In collaboration with the World Wildlife Fund, National Geographic just released a video explaining the impact of a cotton t-shirt: how much water it takes to make just one, how much energy it takes to grow, manufacture, and transport that shirt, and how much water and energy it takes to care for that shirt in your home. The video also explains how we can make a difference in reducing the resources used in care for that shirt:
One load of washing uses 40 gallons of water. One load of drying uses 5 times more energy than washing. In fact, skipping the ironing and drying of your t-shirt, saves a third of its carbon footprint.
Whether it’s reducing waste, saving energy, or being a conscious consumer, small actions can make a big difference. Think about ways that you could save energy and water.
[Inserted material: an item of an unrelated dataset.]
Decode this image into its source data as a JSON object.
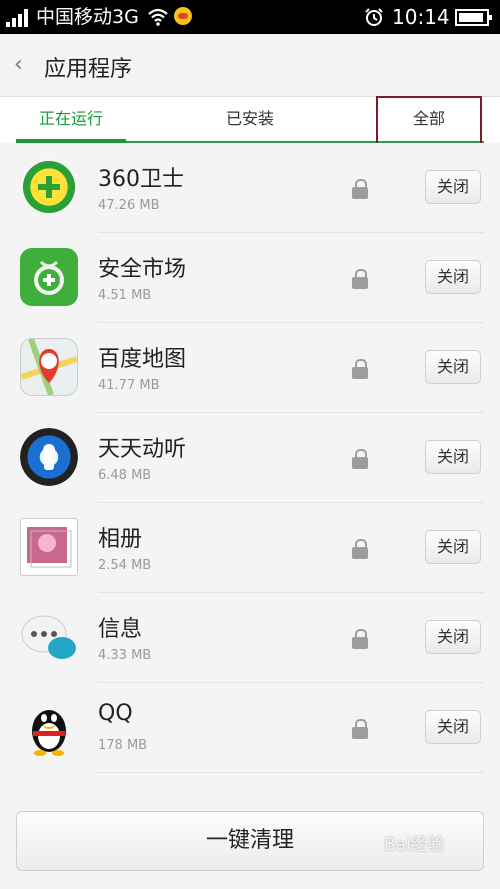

Interested in a few changes that makes an impact?
1. Buy and share second-hand clothes. Related watching: Jessi Arrington’s Wearing Nothing New TedTalk about buying thrift store clothing. Two favorite quotes: “Color is powerful. It is almost physiologically impossible to be in a bad mood when you’re wearing bright red pants.” and ”Fitting in is way overrated.”
2. Buy a drying rack at a local store and let the sun (or the heat in your house) do all of the work!
Watch more videos about conservation here.
Koalas running. Koalas eating. Koalas clinging to legs. Koalas nose to nose. Koalas being ridiculously cute.
In an ongoing series, Koala Hospital, National Geographic travels to Port Macquarie, Australia, a few hours from Sydney, to visit the 40-year-old refuge for wild koalas. Volunteers there are clearly delighted at the chance to frolic with the fluffy marsupials, who cling adorably to tree branches and human legs alike. If you can’t make the trek but you want to contribute, you can adopt a wild koala via the hospital’s website, or help them plant a food tree, to counteract the koalas’ loss of habitat.
via The Atlantic.
Cheetahs on the Edge—Director’s Cut from Gregory Wilson, who was a part of the team who captured these stunning slow motion shots of cheetahs running:
Cheetahs are the fastest runners on the planet. Combining the resources of National Geographic and the Cincinnati Zoo, and drawing on the skills of an incredible crew, we documented these amazing cats in a way that’s never been done before.
Using a Phantom camera filming at 1200 frames per second while zooming beside a sprinting cheetah, the team captured every nuance of the cat’s movement as it reached top speeds of 60+ miles per hour.
The extraordinary footage that follows is a compilation of multiple runs by five cheetahs during three days of filming.
For more information about cheetah conservation, visit causeanuproar.com/
Two (of many) mesmerizing things about this video: the steadiness of the cheetahs’ heads and the amount of time their back legs seem to not touch the ground.
More about how the cheetah’s speed has ”achieved nature’s optimal balance of size, running ability and weight” at It’s Okay to Be Smart.